Paying It Forward: The Jensen Legacy
Richard Jensen liked to say that, as a young boy growing up in Montpelier, Idaho, during the Depression, he learned “the dignity of work.” At only six years old he was given the responsibility of herding the family’s milk cows morning and night. After serving in the U.S. Army for three and a half years during World War II, he served for two and a half years more as a missionary for The Church of Jesus Christ of Latter-day Saints in Copenhagen, Denmark. While there, he met his wife-to-be—the mission president’s daughter, VaLeen Sorensen, from Salt Lake City. In later years they were actually called back to serve in the Danish Mission, with Richard as mission president.
VaLeen grew up learning to give service. On many occasions, someone in need would knock on the door of VaLeen’s childhood home and ask for food. Her mother, Minnie, never turned anyone away and always provided a meal in a manner that allowed the stranger to maintain their dignity.
Richard’s goal was to provide for his family in a way that had been difficult for his parents during the Depression. With this determination, Richard enrolled at LDS Business College. His good nature and work ethic prompted classmates to select him as student body president. He graduated as a certified accountant with experience in business management. Richard was later honored to be a recipient of the college’s highest recognition, the Distinguished Alumnus Award.

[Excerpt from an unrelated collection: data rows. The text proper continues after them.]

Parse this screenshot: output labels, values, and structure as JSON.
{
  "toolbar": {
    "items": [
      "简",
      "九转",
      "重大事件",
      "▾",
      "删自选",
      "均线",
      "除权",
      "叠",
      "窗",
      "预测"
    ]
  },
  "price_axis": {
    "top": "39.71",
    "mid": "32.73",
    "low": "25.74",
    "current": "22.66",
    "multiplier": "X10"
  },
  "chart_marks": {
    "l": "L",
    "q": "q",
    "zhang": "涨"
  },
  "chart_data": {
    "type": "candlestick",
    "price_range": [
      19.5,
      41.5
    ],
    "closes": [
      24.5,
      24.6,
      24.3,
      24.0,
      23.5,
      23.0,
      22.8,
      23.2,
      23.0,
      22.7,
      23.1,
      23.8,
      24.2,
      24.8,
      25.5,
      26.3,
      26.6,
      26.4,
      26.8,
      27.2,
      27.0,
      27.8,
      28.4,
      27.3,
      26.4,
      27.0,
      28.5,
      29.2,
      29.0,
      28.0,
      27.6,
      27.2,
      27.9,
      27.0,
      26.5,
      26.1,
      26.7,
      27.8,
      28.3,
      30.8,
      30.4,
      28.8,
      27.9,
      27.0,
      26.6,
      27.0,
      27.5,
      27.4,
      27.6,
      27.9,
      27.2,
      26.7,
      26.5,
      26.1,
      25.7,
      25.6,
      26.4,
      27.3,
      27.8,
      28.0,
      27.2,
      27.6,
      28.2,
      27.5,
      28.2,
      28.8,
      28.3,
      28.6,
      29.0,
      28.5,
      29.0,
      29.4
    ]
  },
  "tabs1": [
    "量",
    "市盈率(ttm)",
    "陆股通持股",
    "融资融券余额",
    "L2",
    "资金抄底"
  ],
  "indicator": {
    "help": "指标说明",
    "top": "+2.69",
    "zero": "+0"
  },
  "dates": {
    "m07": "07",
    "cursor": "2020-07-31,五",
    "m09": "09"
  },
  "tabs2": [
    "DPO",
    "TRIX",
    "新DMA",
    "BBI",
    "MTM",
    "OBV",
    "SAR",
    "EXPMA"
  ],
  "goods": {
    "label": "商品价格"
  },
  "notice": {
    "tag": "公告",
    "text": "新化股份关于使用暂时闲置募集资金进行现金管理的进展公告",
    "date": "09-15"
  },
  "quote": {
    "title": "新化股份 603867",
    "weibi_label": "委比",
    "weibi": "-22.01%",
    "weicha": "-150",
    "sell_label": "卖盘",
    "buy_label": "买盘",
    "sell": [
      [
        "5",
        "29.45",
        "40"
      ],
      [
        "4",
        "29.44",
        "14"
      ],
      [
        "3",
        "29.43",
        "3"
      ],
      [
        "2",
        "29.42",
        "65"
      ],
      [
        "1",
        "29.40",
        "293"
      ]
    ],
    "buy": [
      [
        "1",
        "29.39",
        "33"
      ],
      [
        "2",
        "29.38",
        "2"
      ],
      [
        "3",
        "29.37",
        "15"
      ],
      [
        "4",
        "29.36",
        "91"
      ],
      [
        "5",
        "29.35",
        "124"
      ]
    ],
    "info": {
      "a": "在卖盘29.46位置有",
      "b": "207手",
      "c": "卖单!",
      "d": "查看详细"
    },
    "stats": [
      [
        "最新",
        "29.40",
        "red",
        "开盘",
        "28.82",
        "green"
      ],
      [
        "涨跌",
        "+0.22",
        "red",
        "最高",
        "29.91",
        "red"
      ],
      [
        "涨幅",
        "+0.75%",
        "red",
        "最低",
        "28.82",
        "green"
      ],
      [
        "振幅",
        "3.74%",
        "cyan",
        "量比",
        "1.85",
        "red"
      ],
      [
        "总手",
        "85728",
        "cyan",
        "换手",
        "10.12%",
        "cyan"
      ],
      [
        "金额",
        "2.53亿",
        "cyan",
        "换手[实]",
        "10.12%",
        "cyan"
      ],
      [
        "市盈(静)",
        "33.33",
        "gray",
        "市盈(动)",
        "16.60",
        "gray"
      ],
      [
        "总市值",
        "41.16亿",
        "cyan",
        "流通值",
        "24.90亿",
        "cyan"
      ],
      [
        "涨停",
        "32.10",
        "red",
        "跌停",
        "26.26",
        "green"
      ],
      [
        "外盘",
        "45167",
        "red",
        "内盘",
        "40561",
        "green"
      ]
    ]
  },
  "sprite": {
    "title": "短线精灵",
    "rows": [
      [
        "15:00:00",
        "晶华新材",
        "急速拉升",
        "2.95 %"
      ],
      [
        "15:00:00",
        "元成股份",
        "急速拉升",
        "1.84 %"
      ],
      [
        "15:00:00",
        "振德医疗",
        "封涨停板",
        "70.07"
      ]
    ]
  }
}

Richard’s academic years prepared him well for business, and small beginnings turned into a distributorship. In time, Richard became the world’s largest importer for the Swiss Bernina sewing machine.
As the business prospered, the Jensens were able to fulfill a lifelong dream and purchase an 1,800-acre ranch where family could gather to work and play. VaLeen, mostly a city girl, thought Richard would be happy with maybe a dozen cows. She was rather surprised when trucks arrived, unloading about 300 cows.
Business success also provided the Jensens with the resources matching their desires to help others. Following their parents’ example, they sponsored countless missionaries, donated sewing machines to fundraisers, and made many anonymous contributions. Whether it was with loaves of freshly baked bread, kind letters mailed with a few dollars enclosed, or some other way, Richard and VaLeen sought to help others. In his journal Richard wrote, “Time has enhanced my perspective. As I grow older motives have never changed but rather continue to enlarge. It is very important to me to always offer honorable service to all with whom I associate.”
Thirty years after purchasing the ranch, and with many fond memories, the Jensens decided it was time to sell it. Through a charitable remainder trust* they created, they were able to fulfill their next heartfelt desire: helping others seeking their foundational starts in life. The charitable remainder trust, at its termination, funded a significant endowed scholarship to LDS Business College. “Their donation will bless students’ lives for generations to come,” says President Bruce C. Kusch. “It will give students in need the opportunity to finish their education as well as the ability to enter the workforce with the confidence and skills needed. We are grateful for this gift that will bless so many.”
*A charitable remainder trust (CRT) is an irrevocable trust that generates a potential income stream for you, as the donor to the CRT, or other beneficiaries, with the remainder of the donated assets going to your chosen charity or charities.
WATCH: A short, easy-to-understand video about CRTs can be viewed here.
Membership in the F. Y. and Anna Fox Society is open to anyone who invests in the future of LDS Business College through a planned gift. Members of the society regularly receive information on the progress of the college and are invited to an annual society event.
We invite you to join the F. Y. and Anna Fox Society. If you have already put in place a deferred gift arrangement— such as a bequest in a will, trust, gift annuity, or life insurance policy—naming LDS Business College as a beneficiary, please contact the Gift Planning Services at LDS Philanthropies, a department of the Office of the Presiding Bishopric. If you are considering such a gift arrangement, please contact our office for more information at 1-877-650-5377.